INVOCATION and READINGS
Guide me, O thou great Jehovah,
Pilgrim through this barren land;
I am weak, but thou art mighty;
Hold me with thy powerful hand:
Bread of heaven, bread of heaven
Feed me till I want no more.
Feed me till I want no more.
UMH #127, st.1
Exodus 13: 17-22 The Pillars of Cloud and Fire
17 When Pharaoh let the people go, God did not lead them by way of the land of the Philistines, although that was nearer; for God thought, “If the people face war, they may change their minds and return to Egypt.” 18 So God led the people by the roundabout way of the wilderness toward the Red Sea. The Israelites went up out of the land of Egypt prepared for battle. 19 And Moses took with him the bones of Joseph who had required a solemn oath of the Israelites, saying, “God will surely take notice of you, and then you must carry my bones with you from here.” 20 They set out from Succoth, and camped at Etham, on the edge of the wilderness. 21 The Lord went in front of them in a pillar of cloud by day, to lead them along the way, and in a pillar of fire by night, to give them light, so that they might travel by day and by night. 22 Neither the pillar of cloud by day nor the pillar of fire by night left its place in front of the people.
John 6: 32-33 The Bread from Heaven
32 Then Jesus said to them, “Most assuredly, I say to you, Moses did not give you the bread from heaven, but My Father gives you the true bread from heaven. 33 For the bread of God is He who comes down from heaven and gives life to the world.”
Glory to God, my provider and redeemer!
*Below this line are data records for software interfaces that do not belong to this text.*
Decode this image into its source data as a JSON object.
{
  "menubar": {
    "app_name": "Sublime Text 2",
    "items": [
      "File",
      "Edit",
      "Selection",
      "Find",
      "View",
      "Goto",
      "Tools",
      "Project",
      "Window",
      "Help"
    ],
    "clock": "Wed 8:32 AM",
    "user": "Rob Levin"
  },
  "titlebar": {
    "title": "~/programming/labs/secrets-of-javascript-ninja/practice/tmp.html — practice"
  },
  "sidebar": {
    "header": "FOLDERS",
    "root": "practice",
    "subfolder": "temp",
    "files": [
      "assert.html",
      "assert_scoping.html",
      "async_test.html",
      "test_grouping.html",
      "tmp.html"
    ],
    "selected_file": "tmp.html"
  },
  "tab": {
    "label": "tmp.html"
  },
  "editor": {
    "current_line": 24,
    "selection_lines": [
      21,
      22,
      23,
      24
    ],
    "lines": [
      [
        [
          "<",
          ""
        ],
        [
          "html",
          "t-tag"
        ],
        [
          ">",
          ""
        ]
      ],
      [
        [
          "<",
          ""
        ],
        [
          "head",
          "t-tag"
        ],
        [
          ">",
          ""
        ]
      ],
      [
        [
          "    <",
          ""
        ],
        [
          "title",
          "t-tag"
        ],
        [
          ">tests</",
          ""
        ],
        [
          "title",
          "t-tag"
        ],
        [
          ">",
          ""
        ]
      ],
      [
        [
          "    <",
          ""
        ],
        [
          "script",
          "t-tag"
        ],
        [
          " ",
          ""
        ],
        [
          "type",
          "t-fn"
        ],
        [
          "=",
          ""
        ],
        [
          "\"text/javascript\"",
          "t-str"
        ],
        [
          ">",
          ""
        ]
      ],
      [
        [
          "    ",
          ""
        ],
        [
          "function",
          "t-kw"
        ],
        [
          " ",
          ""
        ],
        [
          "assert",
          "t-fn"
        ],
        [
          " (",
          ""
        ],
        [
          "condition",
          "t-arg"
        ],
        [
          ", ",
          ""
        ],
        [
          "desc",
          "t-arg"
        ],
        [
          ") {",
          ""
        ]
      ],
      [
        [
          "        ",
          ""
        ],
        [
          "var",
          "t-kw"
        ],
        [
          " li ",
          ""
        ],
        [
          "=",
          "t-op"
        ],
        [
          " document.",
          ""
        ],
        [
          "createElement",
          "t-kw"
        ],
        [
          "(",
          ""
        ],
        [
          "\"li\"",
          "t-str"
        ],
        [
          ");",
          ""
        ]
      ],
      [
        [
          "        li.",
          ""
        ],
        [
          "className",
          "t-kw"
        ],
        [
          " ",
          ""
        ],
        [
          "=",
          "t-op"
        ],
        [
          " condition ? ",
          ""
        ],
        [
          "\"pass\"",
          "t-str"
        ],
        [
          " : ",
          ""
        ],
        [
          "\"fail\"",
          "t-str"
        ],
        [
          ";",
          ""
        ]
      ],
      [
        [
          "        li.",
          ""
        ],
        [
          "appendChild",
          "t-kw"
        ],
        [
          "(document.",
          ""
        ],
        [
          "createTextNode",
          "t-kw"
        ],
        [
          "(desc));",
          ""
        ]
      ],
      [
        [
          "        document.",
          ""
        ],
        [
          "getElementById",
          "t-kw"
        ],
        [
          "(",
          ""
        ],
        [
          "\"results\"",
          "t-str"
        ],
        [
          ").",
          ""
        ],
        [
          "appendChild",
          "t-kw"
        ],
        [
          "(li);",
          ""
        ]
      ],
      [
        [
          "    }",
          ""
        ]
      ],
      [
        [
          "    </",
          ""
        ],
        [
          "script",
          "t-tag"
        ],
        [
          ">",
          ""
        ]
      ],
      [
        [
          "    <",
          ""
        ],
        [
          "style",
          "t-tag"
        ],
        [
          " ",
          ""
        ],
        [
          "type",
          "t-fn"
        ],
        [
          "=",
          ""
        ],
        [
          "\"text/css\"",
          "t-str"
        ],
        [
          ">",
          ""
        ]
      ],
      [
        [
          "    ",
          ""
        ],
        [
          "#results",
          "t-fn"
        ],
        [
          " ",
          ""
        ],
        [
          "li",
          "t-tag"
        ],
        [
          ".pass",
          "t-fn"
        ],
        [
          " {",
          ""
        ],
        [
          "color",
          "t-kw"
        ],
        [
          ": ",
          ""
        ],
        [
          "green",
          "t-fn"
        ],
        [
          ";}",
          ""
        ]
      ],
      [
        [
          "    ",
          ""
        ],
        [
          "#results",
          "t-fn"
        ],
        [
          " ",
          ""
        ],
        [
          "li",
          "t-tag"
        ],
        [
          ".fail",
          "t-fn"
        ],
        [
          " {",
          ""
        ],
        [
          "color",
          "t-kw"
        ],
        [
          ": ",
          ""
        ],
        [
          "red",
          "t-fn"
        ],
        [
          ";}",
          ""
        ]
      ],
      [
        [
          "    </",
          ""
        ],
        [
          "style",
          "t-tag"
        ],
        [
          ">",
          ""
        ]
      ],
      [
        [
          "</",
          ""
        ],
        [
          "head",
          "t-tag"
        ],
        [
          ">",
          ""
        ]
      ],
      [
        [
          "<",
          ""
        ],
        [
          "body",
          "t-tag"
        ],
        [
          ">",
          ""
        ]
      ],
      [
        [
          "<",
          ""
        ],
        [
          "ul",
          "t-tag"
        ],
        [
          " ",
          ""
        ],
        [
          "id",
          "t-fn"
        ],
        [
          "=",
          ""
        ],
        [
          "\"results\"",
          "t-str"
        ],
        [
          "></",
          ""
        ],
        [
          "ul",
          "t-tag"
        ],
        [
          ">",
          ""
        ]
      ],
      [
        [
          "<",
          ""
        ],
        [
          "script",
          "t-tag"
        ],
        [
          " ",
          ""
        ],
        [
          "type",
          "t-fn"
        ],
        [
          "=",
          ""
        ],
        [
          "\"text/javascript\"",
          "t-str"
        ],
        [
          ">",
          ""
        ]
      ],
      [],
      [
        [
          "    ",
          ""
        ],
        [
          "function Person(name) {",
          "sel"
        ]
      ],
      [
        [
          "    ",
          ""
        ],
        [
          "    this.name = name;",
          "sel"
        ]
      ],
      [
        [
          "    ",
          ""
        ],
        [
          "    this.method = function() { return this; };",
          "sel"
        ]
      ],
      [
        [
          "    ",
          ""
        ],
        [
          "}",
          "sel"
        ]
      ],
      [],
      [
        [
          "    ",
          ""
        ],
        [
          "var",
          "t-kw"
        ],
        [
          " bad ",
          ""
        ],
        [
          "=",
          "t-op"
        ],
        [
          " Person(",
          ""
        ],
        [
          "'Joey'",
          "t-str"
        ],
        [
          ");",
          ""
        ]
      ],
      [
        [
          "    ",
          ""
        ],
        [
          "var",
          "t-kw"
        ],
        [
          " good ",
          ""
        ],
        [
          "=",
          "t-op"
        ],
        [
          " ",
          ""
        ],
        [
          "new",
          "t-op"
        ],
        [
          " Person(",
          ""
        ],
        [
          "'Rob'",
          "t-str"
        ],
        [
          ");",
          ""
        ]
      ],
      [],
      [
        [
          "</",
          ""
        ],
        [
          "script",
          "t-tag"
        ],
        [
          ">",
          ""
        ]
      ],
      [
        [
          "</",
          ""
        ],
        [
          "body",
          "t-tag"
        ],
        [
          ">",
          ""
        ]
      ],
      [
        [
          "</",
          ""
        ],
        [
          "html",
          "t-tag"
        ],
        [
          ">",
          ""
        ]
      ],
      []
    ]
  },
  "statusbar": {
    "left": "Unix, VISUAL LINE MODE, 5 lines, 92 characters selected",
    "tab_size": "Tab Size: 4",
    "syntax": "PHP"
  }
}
In his early twenties, Welsh religious and literary figure, William Williams (1717-1791) felt his call to the priesthood within the Anglican Church in Whales, where he took his Deacon’s orders. During this time, however, he became involved in the Welsh Methodist movement, which followed the Calvinist teachings of George Whitefield. As a result, he was denied ordination in the Anglican Church in 1743, thus prompting him to begin the life of a Methodist preacher. As Williams endured the hardships of an itinerant minister, his writing reflected a reliance on God to see him through all of life’s trials. His most famous example was written in 1745 – “Guide Me, O Thou Great Jehovah” (UMH #127). His dedicated ministry of Methodism throughout the country, along with his writing, earned Williams recognition as a prominent leader and voice of the 18^th century Methodist Revival in Whales.
One of the great Welsh hymn tunes, familiar to many, is CWM RHONDDA. It was composed in 1905 by John Huges (1873-1932). In 1907, Hughes adapted the tune for the organ inauguration at the Capel Rhondda, in Hopkinstown in the Rhondda Valley. This was to accommodate the English translation of this hymn made by another traveling Methodist preacher, Peter Williams (no relation) in 1771. These are the three stanzas we see in our hymnal today.
As God led the Hebrews through the wilderness, providing for all their needs, so we depend on God to guide us in our own pilgrimage through life. Though we lose our way, face pain and suffering, find ourselves distracted by division and conflict, we turn to God for safety, truth, and light. He is always by our side. We are fed and refreshed to carry on. We not only take solace in God’s redeeming love, but offer it to others, as bread from heaven. And in so doing, we are strengthened in God’s will, and all of us – together – come ever closer to reaching Canaan’s side.
May we find comfort and encouragement in this great hymn, sung by the Morriston Orpheus Choir, founded in 1935, and based in Morriston, near Swansea, Wales:
Guide us God
as we seek to follow you.
In a world where darkness overwhelms,
help us recognize your touch,
your whispering voice,
your call in the desert.
Grant us your strength God
as we learn and live in your way,
and give us new hearts
and new eyes to see you.
Be with us on the journey
From darkness into light
Rev. Alistair Macrae
Offered by Joche Wilmot, Director of Music Ministries